Stay selfish to stay relevant is as old as humanity. Magnanimity is often selfishness lowlighted. If charity were to be absolute and remains out of sight of promotional limelight, most of the institutional charities would have been focusing inwards to their insiders, tribe or countrymen than to the big wide world out there. But it has always been the yoke of the incumbent generation (earlier it was X, now Y) to bear the brunt of narcissistic label pasted by the previous generations, even as no generation had delivered up on pure-play charity.
Generalizing about generations is a weak way of analyzing trends. Instead, just get right in there and look at the trend itself, over time, without creating artificial temporal boundaries. Is narcissism increasing? Are motivations changing?

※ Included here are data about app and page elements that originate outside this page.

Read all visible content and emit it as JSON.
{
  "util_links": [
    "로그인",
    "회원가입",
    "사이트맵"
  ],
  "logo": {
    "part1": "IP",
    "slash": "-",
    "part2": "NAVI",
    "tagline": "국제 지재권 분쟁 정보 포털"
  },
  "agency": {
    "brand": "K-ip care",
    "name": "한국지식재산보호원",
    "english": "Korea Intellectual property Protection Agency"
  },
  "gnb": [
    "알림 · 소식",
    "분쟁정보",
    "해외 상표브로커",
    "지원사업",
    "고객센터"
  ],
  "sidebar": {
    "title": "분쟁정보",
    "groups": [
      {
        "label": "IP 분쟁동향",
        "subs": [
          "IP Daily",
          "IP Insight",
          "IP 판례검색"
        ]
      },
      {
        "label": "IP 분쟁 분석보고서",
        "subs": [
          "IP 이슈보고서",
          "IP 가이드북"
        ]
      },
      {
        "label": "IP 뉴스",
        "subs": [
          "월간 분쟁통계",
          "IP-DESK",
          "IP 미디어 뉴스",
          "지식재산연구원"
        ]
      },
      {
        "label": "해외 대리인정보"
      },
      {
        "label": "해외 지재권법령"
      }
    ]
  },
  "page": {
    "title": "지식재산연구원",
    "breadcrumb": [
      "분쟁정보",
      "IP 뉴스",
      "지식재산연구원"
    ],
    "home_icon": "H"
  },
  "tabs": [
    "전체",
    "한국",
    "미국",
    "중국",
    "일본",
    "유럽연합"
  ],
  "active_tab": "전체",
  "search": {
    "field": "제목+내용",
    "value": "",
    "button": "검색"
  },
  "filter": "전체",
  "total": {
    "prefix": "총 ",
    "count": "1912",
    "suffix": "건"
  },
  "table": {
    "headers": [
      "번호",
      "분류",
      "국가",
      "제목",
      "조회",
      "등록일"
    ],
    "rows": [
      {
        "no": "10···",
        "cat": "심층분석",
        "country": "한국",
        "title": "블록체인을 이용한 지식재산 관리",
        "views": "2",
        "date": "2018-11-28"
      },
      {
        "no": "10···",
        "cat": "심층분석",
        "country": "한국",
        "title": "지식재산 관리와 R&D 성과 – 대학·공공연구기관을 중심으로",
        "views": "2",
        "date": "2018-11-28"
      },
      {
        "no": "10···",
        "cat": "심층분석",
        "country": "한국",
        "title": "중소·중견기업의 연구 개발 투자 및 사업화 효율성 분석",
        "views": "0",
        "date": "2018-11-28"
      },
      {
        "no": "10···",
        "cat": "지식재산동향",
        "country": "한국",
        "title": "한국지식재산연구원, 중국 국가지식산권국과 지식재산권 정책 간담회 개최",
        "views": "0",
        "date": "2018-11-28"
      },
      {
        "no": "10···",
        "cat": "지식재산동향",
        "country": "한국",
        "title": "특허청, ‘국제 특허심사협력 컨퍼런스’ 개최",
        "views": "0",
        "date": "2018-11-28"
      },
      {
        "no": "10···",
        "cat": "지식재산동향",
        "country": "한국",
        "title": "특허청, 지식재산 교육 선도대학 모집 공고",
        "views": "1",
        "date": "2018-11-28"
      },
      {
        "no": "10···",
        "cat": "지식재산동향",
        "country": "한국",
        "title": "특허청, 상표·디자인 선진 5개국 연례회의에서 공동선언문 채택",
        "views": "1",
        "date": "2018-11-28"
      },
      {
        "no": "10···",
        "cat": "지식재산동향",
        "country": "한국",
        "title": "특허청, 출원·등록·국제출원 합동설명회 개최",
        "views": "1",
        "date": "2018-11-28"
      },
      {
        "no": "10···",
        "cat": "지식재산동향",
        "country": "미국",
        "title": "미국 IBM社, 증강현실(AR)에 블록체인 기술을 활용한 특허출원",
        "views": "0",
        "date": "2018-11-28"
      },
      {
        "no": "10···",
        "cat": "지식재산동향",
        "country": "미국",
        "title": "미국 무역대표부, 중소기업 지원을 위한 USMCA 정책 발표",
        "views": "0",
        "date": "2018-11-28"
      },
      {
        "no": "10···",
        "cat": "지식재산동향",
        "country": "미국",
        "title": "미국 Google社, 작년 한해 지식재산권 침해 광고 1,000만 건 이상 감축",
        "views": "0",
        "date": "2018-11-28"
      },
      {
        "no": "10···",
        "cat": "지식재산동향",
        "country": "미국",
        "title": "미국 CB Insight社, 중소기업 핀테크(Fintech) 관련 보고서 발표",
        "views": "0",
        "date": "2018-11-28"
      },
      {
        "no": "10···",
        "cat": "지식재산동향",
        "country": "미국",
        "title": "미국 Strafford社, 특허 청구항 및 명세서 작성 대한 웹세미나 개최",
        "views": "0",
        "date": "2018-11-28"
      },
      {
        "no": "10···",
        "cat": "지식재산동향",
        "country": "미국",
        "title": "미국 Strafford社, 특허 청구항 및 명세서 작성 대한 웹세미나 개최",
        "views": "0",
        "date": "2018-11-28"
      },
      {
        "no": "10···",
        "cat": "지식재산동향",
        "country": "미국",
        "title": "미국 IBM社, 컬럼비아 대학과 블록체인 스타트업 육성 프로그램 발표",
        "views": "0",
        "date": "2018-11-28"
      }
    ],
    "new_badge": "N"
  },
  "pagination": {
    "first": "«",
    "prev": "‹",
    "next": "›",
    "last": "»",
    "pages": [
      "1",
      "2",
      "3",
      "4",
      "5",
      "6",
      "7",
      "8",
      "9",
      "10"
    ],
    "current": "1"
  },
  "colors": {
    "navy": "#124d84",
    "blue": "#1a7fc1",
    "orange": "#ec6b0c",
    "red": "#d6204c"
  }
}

Let’s apply Occam’s Razor and see that “generations” are not very useful as categories.
Also, Douthat mis-uses the term “solipsism.” Yes, I see that some definitions include “extreme egocentrism,” but given that we have terms like narcissism and egocentrism, perhaps we should set this term aside for cases where there may be some actual absence of a theory of mind – e.g., babies are actually solipsistic in that they don’t grasp that there are other minds.
Uh oh… looks like you pissed off some narcissistic, ego-centric know-it-alls.
The narcissism has been indirectly encouraged by the previous generation who raised us and created the culture we live in. Who is it that requires community service to get into school? It’s not millenials. No one even used Twitter really and then all the stupid news stations and talk shows started talking about it, whose in charge of that? Not millenials. Who puts Kim Kardashian on TV? This is a top down thing, not bottom up.
In the specific case of Kim Kardashian, it’s definitely “bottom-up.”
I apologise. It was just too easy.
Slightly more seriously, the civic-minded narcissism (or narcissistic civic-mindedness) of Millenials might have a pleasing if unintended consequence: making people realise that charity isn’t about giving to others.
In reply to DaveJ:
Douthat doesn’t misuse ‘solipsism’. Especially from his traditionalist Christian conservative viewpoint, worldviews that are essentially narcissistic or self-centered are indeed necessarily rooted in a metaphysical solipsism.
Also, I think Ross is right on, especially the part about abstraction replacing real commitment. Abstract commitment is an example of people liking the idea of something, as in the case of liking the idea of being a humanitarian, egalitarian, what-have-you person. Unfortunately real commitment would too often interfere with concerns that are at bottom about their own comfort and preference and “free choice”.